▸ **Element data from apps and pages**
++++++++++

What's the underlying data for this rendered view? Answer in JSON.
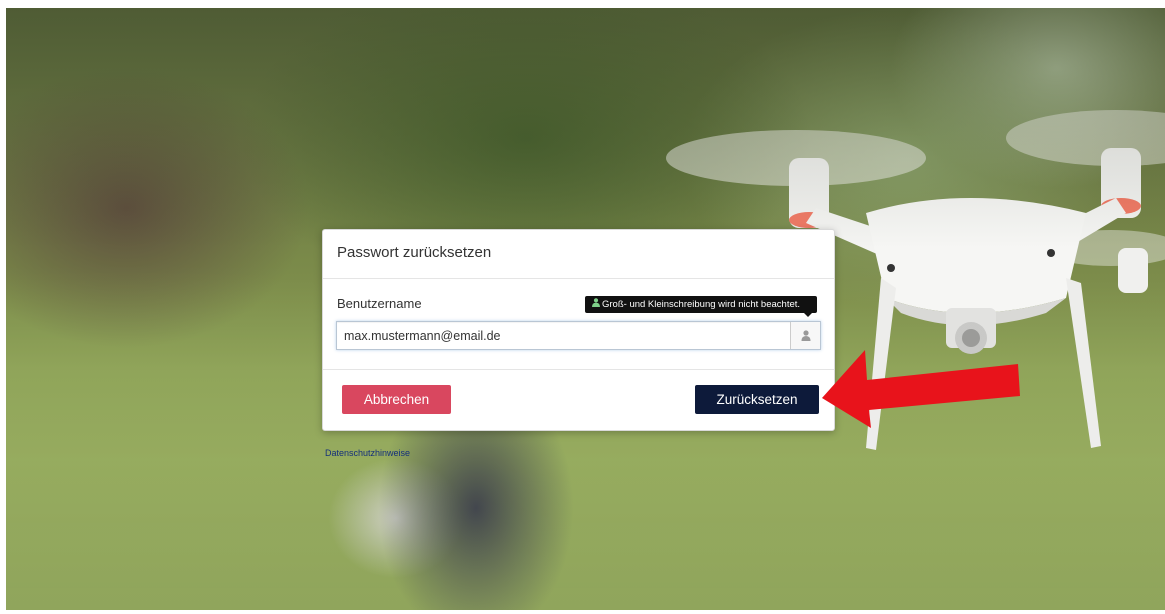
{
  "dialog": {
    "title": "Passwort zurücksetzen",
    "username_label": "Benutzername",
    "username_value": "max.mustermann@email.de",
    "tooltip_text": "Groß- und Kleinschreibung wird nicht beachtet.",
    "cancel_label": "Abbrechen",
    "submit_label": "Zurücksetzen"
  },
  "footer": {
    "privacy_link": "Datenschutzhinweise"
  },
  "colors": {
    "cancel_button": "#d9475f",
    "submit_button": "#0d1a3a",
    "annotation_arrow": "#e8131b"
  },
  "icons": {
    "input_addon": "user-icon",
    "tooltip": "user-icon",
    "annotation": "red-arrow"
  }
}
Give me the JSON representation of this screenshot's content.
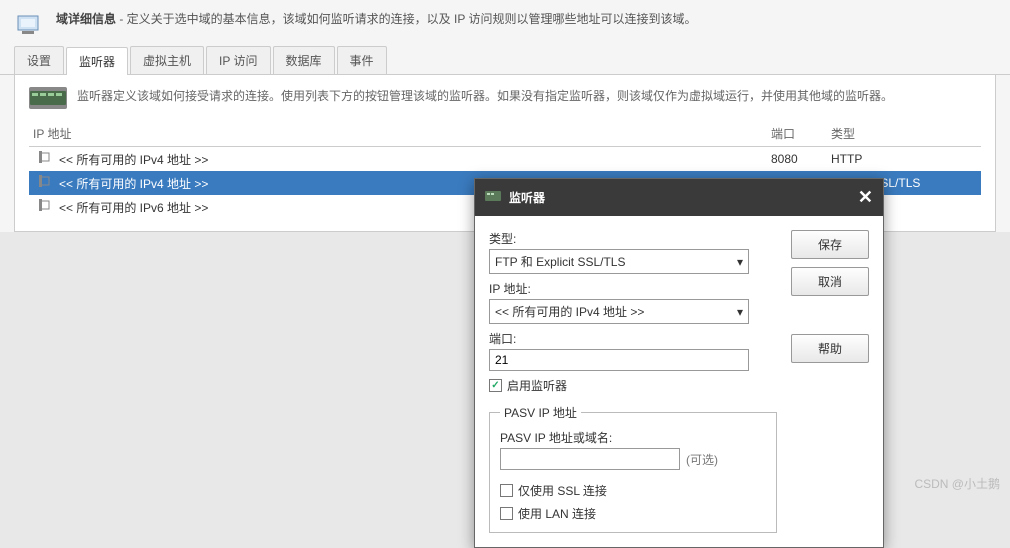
{
  "header": {
    "title_prefix": "域详细信息",
    "title_desc": " - 定义关于选中域的基本信息，该域如何监听请求的连接，以及 IP 访问规则以管理哪些地址可以连接到该域。"
  },
  "tabs": {
    "items": [
      "设置",
      "监听器",
      "虚拟主机",
      "IP 访问",
      "数据库",
      "事件"
    ],
    "active_index": 1
  },
  "info": {
    "text": "监听器定义该域如何接受请求的连接。使用列表下方的按钮管理该域的监听器。如果没有指定监听器，则该域仅作为虚拟域运行，并使用其他域的监听器。"
  },
  "table": {
    "headers": {
      "ip": "IP 地址",
      "port": "端口",
      "type": "类型"
    },
    "rows": [
      {
        "ip": "<< 所有可用的 IPv4 地址 >>",
        "port": "8080",
        "type": "HTTP",
        "selected": false
      },
      {
        "ip": "<< 所有可用的 IPv4 地址 >>",
        "port": "",
        "type": "Explicit SSL/TLS",
        "selected": true
      },
      {
        "ip": "<< 所有可用的 IPv6 地址 >>",
        "port": "",
        "type": "",
        "selected": false
      }
    ]
  },
  "dialog": {
    "title": "监听器",
    "buttons": {
      "save": "保存",
      "cancel": "取消",
      "help": "帮助"
    },
    "form": {
      "type_label": "类型:",
      "type_value": "FTP 和 Explicit SSL/TLS",
      "ip_label": "IP 地址:",
      "ip_value": "<< 所有可用的 IPv4 地址 >>",
      "port_label": "端口:",
      "port_value": "21",
      "enable_label": "启用监听器",
      "enable_checked": true,
      "fieldset_label": "PASV IP 地址",
      "pasv_label": "PASV IP 地址或域名:",
      "pasv_value": "",
      "optional": "(可选)",
      "ssl_only_label": "仅使用 SSL 连接",
      "ssl_only_checked": false,
      "lan_label": "使用 LAN 连接",
      "lan_checked": false
    }
  },
  "watermark": "CSDN @小土鹅"
}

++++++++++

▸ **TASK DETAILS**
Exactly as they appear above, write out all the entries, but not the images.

▸ **OUTPUT OF THE TASK**
What's the underlying data for this rendered view? Answer in JSON.
{
  "dialog": {
    "title": "Passwort zurücksetzen",
    "username_label": "Benutzername",
    "username_value": "max.mustermann@email.de",
    "tooltip_text": "Groß- und Kleinschreibung wird nicht beachtet.",
    "cancel_label": "Abbrechen",
    "submit_label": "Zurücksetzen"
  },
  "footer": {
    "privacy_link": "Datenschutzhinweise"
  },
  "colors": {
    "cancel_button": "#d9475f",
    "submit_button": "#0d1a3a",
    "annotation_arrow": "#e8131b"
  },
  "icons": {
    "input_addon": "user-icon",
    "tooltip": "user-icon",
    "annotation": "red-arrow"
  }
}
Give me the JSON representation of this screenshot's content.
{
  "header": {
    "title_prefix": "域详细信息",
    "title_desc": " - 定义关于选中域的基本信息，该域如何监听请求的连接，以及 IP 访问规则以管理哪些地址可以连接到该域。"
  },
  "tabs": {
    "items": [
      "设置",
      "监听器",
      "虚拟主机",
      "IP 访问",
      "数据库",
      "事件"
    ],
    "active_index": 1
  },
  "info": {
    "text": "监听器定义该域如何接受请求的连接。使用列表下方的按钮管理该域的监听器。如果没有指定监听器，则该域仅作为虚拟域运行，并使用其他域的监听器。"
  },
  "table": {
    "headers": {
      "ip": "IP 地址",
      "port": "端口",
      "type": "类型"
    },
    "rows": [
      {
        "ip": "<< 所有可用的 IPv4 地址 >>",
        "port": "8080",
        "type": "HTTP",
        "selected": false
      },
      {
        "ip": "<< 所有可用的 IPv4 地址 >>",
        "port": "",
        "type": "Explicit SSL/TLS",
        "selected": true
      },
      {
        "ip": "<< 所有可用的 IPv6 地址 >>",
        "port": "",
        "type": "",
        "selected": false
      }
    ]
  },
  "dialog": {
    "title": "监听器",
    "buttons": {
      "save": "保存",
      "cancel": "取消",
      "help": "帮助"
    },
    "form": {
      "type_label": "类型:",
      "type_value": "FTP 和 Explicit SSL/TLS",
      "ip_label": "IP 地址:",
      "ip_value": "<< 所有可用的 IPv4 地址 >>",
      "port_label": "端口:",
      "port_value": "21",
      "enable_label": "启用监听器",
      "enable_checked": true,
      "fieldset_label": "PASV IP 地址",
      "pasv_label": "PASV IP 地址或域名:",
      "pasv_value": "",
      "optional": "(可选)",
      "ssl_only_label": "仅使用 SSL 连接",
      "ssl_only_checked": false,
      "lan_label": "使用 LAN 连接",
      "lan_checked": false
    }
  },
  "watermark": "CSDN @小土鹅"
}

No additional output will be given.